Late last month a friend and I were discussing Mediterranean cruises that she was interested in taking. Today, there is a large selection of cruise ships in the region for her to consider, but my friend became really interested when I told her that I had sailed the Mediterranean back in the ‘70s. That, of course, was when ships were significantly smaller and there were a lot fewer of them.
The ship I was on, I explained to my friend, didn’t carry more than a couple of hundred passengers for the three-day cruise from Haifa to Pireaus with stops at Limassol and Rhodes. In fact, it was sort of designed as a half car ferry and half passenger ship. That was ideal for my family and I, as we were able to bring our car with us. I still recall, with vividness and a degree of trepidation, as it was hoisted off the pier by the ship’s crane, swung over and then lowered into the cargo hold. What a relief it was once our swinging car was safely on the deck below.
I bring this up, because I realized shortly after speaking to my friend that this experience will more or less fit into a story I began writing several years ago.
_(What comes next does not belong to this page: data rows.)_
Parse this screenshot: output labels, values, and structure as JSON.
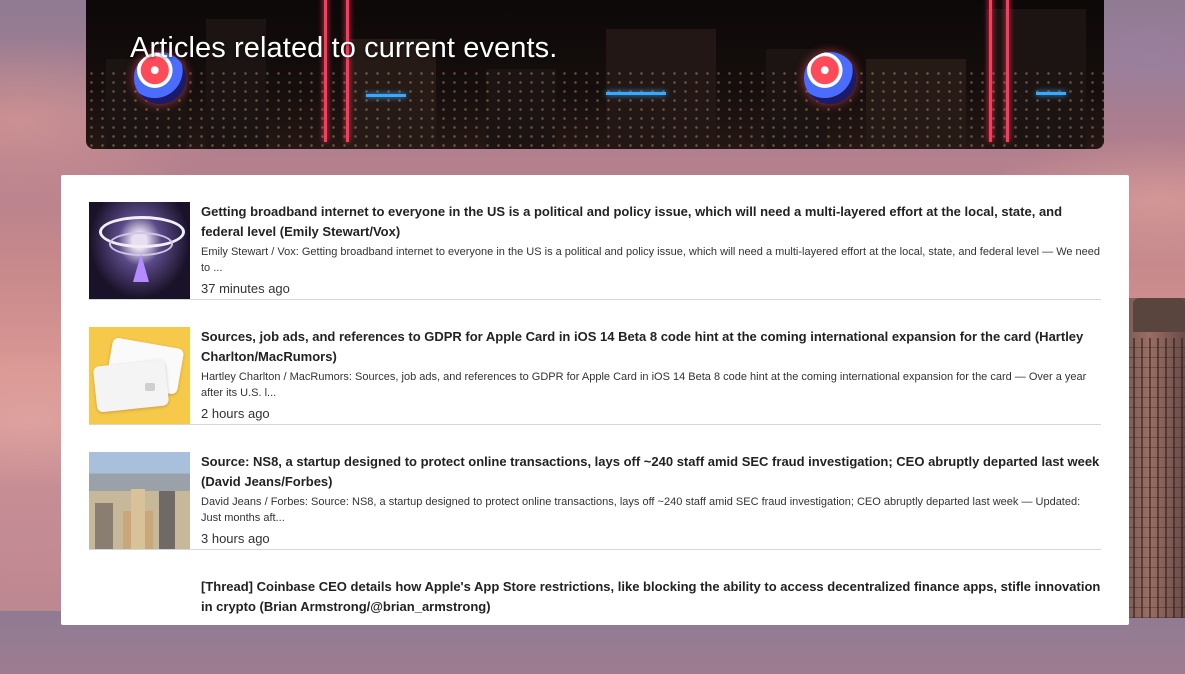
{
  "hero": {
    "title": "Articles related to current events."
  },
  "articles": [
    {
      "title": "Getting broadband internet to everyone in the US is a political and policy issue, which will need a multi-layered effort at the local, state, and federal level (Emily Stewart/Vox)",
      "summary": "Emily Stewart / Vox: Getting broadband internet to everyone in the US is a political and policy issue, which will need a multi-layered effort at the local, state, and federal level  —  We need to ...",
      "time": "37 minutes ago"
    },
    {
      "title": "Sources, job ads, and references to GDPR for Apple Card in iOS 14 Beta 8 code hint at the coming international expansion for the card (Hartley Charlton/MacRumors)",
      "summary": "Hartley Charlton / MacRumors: Sources, job ads, and references to GDPR for Apple Card in iOS 14 Beta 8 code hint at the coming international expansion for the card  —  Over a year after its U.S. l...",
      "time": "2 hours ago"
    },
    {
      "title": "Source: NS8, a startup designed to protect online transactions, lays off ~240 staff amid SEC fraud investigation; CEO abruptly departed last week (David Jeans/Forbes)",
      "summary": "David Jeans / Forbes: Source: NS8, a startup designed to protect online transactions, lays off ~240 staff amid SEC fraud investigation; CEO abruptly departed last week  —  Updated: Just months aft...",
      "time": "3 hours ago"
    },
    {
      "title": "[Thread] Coinbase CEO details how Apple's App Store restrictions, like blocking the ability to access decentralized finance apps, stifle innovation in crypto (Brian Armstrong/@brian_armstrong)"
    }
  ]
}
I am still puzzled, in fact, as to why I didn’t think of applying this experience sooner.
Plus, there were a few other experiences from the ship that will not only enhance the story, but with a few revisions, will automatically resolve a couple of nagging loose ends.
The really nice aspect about the ship was that, even though it was technically a car ferry, we had our own cabin, there was galley with table service and real waiters and even a swimming pool. The water in the pool, I vividly remember would slosh back and forth as the sea became a bit rough. I was amazed at how rough the Mediterranean could get for such a relatively small sea. The crew even had to lower the pool’s water level a bit to prevent it from splashing on to the deck.
The most memorable part of the trip, however, was being able to visit the bridge while enroute – something I assume is forbidden in this day of hijackings and terrorism. I met the first officer, a rather hospitable fellow, who was in command, because the captain was in the sick bay, having slipped and fallen on a banana peel during port call.
There is a lot more I can add about this point-to-point trip, but will hold on to them until I can properly arrange them for the chapter or two of the story I have set up. As I keep saying, personal experience, at least for me, seems to make the best contributions to my stories, as I can actually picture the experience, complete with the reality of the detail.